Backups and Dissertations
March 31st is World Backup Day. If you use Windows, you’re probably familiar with the dreaded “Blue Screen of Death” (BSoD). The BSoD can show up for a variety of reasons, but it almost always means one very bad thing—you’ve lost some of your hard work. Don’t let this happen to your dissertation!…
As an Apple devotee for more than 10 years, the BSoD is but a fading memory for me. But, Mac users aren’t immune to losing work on their computers, either.
In honor of World Backup Day, I want to stress how important it is to back up of your dissertation. The more frequently you back up the less work you’ll lose in the event of Blue Screen of Death or some other disaster involving your computer.
There are three levels of back up to consider:
The first is file-level. You should back up your work to a different file every day. If you accidentally delete a chapter of your dissertation and then hit Cntl-S (save) instead of Cntl-Z (undo). You can always revert to the previous day’s work. I suggest a file naming convention that includes the date in the form YYYYMMDD. That way, when you sort your files alphabetically, they will also be in chronological order.
The second level of back up is device-level. Backing up your work to a flash drive, for example, protects you against failures to your computer’s hard drive. These are perhaps the most frequent crisis situations. So, it pays to have an easily accessible recent draft that’s not on your hard drive.
But, not too accessible. Let me tell you a little story. One of my students was diligent about backing up her study every night. She saved a new draft of her dissertation to a different file on her hard drive each day and then saved that file to a flash drive that she put in a desk drawer. Pretty good set up, huh?
Well, one night her neighbor’s house caught fire. Her house was fine, save for some heat damage to one wall… the wall where her desk was situated… with her computer on top… and her flash drive in the drawer!

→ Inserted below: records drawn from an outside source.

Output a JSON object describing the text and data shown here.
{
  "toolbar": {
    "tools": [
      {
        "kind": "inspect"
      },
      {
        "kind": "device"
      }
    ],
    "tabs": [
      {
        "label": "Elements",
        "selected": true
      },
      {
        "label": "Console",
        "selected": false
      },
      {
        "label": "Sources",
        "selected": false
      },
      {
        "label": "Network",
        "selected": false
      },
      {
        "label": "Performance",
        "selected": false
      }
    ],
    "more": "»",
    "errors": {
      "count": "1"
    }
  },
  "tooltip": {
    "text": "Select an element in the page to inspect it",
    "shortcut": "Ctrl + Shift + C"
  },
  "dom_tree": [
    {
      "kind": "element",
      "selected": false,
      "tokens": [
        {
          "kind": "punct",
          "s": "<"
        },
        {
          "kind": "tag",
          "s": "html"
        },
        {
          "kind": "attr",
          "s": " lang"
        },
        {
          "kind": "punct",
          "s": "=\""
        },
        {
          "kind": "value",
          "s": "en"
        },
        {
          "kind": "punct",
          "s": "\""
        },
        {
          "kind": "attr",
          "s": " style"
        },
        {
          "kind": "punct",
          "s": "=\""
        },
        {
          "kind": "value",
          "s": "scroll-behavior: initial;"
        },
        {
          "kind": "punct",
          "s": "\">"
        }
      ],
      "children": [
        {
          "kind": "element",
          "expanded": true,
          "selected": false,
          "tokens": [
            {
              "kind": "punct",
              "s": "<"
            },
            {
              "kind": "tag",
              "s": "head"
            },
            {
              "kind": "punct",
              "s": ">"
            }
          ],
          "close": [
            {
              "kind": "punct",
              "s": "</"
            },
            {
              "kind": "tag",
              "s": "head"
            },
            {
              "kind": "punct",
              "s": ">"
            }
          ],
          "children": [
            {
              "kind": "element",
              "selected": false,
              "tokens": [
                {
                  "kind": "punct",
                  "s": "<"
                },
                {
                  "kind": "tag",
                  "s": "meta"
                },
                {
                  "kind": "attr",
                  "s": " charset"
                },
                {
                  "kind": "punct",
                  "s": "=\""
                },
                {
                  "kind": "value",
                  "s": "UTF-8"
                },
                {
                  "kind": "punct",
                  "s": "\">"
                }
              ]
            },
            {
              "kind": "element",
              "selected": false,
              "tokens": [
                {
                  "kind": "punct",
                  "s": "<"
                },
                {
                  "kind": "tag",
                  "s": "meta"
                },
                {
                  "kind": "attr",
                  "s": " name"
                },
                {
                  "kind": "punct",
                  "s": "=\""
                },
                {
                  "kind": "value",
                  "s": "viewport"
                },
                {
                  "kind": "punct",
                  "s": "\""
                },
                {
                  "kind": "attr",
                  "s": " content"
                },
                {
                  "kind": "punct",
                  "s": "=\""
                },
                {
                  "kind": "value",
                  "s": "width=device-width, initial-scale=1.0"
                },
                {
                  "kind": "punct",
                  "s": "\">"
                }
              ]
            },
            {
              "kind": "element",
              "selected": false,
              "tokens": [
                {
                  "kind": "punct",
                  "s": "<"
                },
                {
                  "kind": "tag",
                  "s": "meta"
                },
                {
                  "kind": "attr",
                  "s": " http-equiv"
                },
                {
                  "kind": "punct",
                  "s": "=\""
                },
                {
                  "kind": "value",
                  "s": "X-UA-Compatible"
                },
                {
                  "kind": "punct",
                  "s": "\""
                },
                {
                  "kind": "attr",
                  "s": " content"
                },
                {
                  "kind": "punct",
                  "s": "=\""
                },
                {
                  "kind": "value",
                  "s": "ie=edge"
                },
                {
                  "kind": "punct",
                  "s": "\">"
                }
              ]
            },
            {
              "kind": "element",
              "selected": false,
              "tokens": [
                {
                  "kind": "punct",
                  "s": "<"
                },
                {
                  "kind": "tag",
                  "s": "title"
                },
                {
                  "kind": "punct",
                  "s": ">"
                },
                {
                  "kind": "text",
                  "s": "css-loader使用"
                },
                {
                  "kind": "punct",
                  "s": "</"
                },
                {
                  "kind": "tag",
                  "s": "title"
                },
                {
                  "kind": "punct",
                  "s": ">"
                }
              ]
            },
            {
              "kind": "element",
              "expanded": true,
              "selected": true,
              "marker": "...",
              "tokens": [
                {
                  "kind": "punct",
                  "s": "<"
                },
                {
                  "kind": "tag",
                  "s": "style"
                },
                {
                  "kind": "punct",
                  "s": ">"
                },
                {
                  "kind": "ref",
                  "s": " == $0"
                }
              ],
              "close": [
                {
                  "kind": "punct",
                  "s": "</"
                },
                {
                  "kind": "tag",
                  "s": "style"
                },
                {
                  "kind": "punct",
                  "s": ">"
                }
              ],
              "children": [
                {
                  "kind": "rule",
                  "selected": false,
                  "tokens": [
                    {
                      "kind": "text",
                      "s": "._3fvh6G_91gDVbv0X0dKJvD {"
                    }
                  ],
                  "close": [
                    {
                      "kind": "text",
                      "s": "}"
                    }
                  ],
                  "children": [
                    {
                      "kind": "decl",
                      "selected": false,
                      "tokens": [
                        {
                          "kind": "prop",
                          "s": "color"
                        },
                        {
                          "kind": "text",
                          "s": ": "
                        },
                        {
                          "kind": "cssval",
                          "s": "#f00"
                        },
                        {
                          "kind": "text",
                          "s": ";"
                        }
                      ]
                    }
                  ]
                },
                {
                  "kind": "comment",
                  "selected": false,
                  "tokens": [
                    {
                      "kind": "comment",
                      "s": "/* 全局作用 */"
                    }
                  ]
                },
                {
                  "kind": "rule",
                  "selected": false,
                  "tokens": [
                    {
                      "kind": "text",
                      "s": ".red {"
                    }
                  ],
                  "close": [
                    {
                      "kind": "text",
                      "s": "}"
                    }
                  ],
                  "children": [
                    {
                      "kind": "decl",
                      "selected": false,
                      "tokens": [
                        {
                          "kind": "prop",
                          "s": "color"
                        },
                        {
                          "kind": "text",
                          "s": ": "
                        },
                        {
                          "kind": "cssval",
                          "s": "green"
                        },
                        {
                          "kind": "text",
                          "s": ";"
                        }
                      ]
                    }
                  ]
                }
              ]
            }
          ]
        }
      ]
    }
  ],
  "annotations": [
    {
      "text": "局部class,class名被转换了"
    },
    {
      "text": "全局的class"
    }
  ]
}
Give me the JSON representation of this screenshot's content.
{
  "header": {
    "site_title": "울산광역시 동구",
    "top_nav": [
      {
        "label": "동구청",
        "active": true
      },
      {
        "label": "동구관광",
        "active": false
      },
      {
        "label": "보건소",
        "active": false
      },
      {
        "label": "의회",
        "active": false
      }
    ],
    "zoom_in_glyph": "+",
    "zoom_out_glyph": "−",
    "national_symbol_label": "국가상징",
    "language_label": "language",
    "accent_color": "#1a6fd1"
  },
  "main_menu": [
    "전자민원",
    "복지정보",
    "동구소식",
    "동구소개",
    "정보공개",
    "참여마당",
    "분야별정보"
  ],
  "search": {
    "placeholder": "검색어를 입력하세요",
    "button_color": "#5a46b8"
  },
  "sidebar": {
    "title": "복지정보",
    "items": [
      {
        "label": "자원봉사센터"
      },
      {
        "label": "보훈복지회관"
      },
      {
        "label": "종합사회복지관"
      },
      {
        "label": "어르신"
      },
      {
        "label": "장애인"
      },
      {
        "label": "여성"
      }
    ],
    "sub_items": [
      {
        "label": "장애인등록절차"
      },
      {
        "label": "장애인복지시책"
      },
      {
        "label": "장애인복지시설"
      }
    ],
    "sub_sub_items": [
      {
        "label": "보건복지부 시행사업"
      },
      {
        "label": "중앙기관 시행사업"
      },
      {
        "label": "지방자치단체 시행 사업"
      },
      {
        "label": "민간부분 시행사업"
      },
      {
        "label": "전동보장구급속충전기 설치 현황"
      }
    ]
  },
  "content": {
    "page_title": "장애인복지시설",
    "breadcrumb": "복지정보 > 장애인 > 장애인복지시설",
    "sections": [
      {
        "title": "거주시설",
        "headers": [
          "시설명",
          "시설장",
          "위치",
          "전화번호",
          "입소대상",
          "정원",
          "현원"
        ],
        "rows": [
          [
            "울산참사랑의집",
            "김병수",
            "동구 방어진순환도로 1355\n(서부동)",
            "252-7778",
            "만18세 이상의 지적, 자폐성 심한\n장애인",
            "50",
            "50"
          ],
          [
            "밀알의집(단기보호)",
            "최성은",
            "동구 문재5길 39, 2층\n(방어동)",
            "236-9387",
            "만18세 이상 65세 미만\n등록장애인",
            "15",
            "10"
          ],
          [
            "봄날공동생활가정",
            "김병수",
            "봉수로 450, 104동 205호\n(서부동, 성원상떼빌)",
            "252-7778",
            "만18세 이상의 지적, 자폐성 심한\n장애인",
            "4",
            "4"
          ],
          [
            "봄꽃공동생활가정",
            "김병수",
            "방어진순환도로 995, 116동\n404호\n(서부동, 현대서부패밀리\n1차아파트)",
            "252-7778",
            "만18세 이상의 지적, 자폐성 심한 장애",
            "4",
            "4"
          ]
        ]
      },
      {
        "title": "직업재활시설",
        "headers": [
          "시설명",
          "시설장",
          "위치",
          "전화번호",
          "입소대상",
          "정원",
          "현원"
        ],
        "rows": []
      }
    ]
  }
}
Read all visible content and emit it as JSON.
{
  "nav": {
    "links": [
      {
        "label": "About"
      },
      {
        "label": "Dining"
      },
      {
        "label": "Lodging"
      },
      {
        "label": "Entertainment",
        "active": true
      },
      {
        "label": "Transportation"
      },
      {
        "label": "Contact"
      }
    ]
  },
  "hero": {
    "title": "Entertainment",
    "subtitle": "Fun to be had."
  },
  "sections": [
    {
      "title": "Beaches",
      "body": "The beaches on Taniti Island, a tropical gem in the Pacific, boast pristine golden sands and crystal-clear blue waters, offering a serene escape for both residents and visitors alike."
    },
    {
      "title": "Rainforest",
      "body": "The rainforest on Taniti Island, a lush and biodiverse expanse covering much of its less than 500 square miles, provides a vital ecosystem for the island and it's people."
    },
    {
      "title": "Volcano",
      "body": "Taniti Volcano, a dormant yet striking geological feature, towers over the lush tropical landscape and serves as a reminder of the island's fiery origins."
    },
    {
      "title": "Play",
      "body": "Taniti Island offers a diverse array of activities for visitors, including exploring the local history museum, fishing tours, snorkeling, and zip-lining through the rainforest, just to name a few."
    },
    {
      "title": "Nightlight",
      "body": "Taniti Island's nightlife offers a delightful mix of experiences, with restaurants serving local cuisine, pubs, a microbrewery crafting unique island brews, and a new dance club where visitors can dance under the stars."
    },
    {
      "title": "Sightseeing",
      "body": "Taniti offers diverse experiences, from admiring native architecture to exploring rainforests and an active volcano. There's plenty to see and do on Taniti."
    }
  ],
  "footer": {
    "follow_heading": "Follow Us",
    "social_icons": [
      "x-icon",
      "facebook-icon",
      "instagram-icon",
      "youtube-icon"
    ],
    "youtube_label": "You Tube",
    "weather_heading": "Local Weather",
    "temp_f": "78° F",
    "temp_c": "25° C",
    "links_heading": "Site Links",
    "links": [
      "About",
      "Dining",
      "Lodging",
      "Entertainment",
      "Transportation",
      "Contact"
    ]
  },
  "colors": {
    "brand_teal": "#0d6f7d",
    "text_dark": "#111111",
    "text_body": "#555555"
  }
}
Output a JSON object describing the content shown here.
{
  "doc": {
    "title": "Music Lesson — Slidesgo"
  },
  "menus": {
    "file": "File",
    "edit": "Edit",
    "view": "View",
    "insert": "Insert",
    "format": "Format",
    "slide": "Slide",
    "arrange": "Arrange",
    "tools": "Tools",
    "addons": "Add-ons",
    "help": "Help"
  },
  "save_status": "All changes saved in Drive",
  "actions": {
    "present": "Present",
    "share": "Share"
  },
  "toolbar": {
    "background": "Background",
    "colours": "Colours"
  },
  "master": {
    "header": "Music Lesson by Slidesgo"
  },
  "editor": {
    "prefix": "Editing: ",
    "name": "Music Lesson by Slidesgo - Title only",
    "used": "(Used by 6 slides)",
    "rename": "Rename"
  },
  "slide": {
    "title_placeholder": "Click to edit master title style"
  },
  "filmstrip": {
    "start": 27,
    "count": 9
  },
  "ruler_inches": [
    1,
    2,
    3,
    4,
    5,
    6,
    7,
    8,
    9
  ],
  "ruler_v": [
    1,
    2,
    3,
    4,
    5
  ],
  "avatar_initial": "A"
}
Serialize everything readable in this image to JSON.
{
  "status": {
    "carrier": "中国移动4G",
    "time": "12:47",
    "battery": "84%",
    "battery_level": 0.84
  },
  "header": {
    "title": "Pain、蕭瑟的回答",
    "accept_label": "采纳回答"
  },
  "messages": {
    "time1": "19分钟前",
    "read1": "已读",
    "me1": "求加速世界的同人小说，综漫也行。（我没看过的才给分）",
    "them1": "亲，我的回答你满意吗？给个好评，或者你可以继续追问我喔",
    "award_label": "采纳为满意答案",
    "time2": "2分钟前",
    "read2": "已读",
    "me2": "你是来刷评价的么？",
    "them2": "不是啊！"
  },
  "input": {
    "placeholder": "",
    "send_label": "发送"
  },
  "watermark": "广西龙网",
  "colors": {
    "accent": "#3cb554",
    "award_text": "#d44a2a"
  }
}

Which is why the third level of backup is location-level. You should have an off-site backup of your work to guard against a disaster at your work site. The poor man’s version of off-site backup is to simply email a copy of your draft to your committee chair. You won’t be doing this every day. But, hey! It’s something!
My go-to method is Dropbox. I don’t get paid to recommend them. In fact, you can sign up for free, and I used a free account for years.
What Dropbox does is create a special folder and install a small piece of software on your computer. From then on, anything you save in that folder is automatically saved to their servers. Secure and encrypted, but ready for you if you hard drive dies, if your computer crashes, even if you literally lose your computer, your flash drive, and any copies of your dissertation you may have printed out! If anything happens, you can logon to Dropbox’s web site and retrieve your files…including your dissertation!
You certainly don’t have to use Dropbox. There are lots of similar solutions these days. But, make real sure that you backup your dissertation, your references, your notes, and any articles you’ve downloaded, both locally and remotely.
Sometimes you don’t just need a backup for your computer. Sometimes you could use a backup for your brain, too. If you feel like you’re constantly losing track of where you are and what you should be doing on your dissertation, click here to schedule a quick, 15-minute chat with me to see if you’re a good fit for our Fast Track Your Dissertation Coaching Program. If you are, then I’ll invite you to join the fastest group of dissertation students out there and help you to reach graduation a good year or two faster than you would on your own.